[Extracted records]:

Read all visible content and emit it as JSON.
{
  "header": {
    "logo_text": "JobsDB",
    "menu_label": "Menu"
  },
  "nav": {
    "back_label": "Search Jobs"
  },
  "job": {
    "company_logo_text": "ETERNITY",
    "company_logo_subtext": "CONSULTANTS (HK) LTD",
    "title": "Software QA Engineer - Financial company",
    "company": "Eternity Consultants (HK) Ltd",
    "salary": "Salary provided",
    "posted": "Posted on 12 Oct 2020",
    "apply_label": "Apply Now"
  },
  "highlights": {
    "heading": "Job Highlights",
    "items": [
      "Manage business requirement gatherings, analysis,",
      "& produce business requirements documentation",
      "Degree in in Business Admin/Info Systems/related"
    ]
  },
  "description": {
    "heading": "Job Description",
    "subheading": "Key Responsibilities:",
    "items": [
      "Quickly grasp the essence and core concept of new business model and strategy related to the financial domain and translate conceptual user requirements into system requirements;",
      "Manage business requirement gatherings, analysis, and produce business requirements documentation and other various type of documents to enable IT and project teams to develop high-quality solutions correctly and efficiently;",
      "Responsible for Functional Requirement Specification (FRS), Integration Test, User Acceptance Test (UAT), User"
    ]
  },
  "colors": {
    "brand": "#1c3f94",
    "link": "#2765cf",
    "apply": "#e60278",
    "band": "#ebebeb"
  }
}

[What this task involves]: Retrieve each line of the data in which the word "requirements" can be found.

[Written response]:
      "& produce business requirements documentation",
      "Quickly grasp the essence and core concept of new business model and strategy related to the financial domain and translate conceptual user requirements into system requirements;",
      "Manage business requirement gatherings, analysis, and produce business requirements documentation and other various type of documents to enable IT and project teams to develop high-quality solutions correctly and efficiently;",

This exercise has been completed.